I’m not about to argue with a procedure that has proven itself with generations of boaters. At the very least, it will do no harm. But it’s not only a lot of trouble, it may not be necessary. Gel-cell and AGM batteries typically do not self-discharge as quickly as the old wet-cell versions, and besides, simply connecting a battery—any battery—to a trickle charger could result in overcharging. And don’t forget, there’s no need to put batteries in a nice, warm spot as a fully or nearly charged battery will not freeze.

I believe it’s perfectly acceptable to leave your batteries in the boat provided you take a couple of precautions. First, shut off the battery switches so that the state of charge won’t be affected by some errant load—like that light in the hanging closet that sometimes fails to go off when the door’s shut. Second, if your boat will have access to electricity over the winter, invest in a battery conditioner or battery minder, which is not the same as trickle charger. There are many models on the market. For the past seven years I’ve relied on a couple of units by Charge Master and they’ve worked great. They purport not only to keep the battery charged but also prevent sulfation and other deterioration. I paid $40 for each, and as I have not had a single battery failure since I started using them, I consider that a bargain. 

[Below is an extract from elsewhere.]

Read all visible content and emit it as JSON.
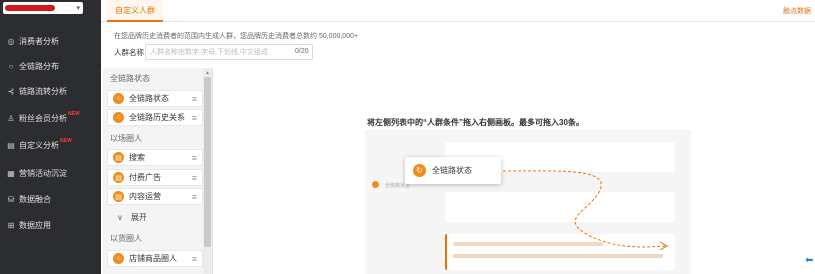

Won’t have access to 120 volts? I recently got an e-mail from a reader who rigged up two conditioners to a small solar panel. He says it worked like a charm as long as he remembered to stop by and brush the snow off the collectors. Of course if you’ve humped all your batteries down to your basement or if you live in Florida, you won’t have to bother with that.

This article originally appeared in the October 2015 issue of Power & Motoryacht magazine.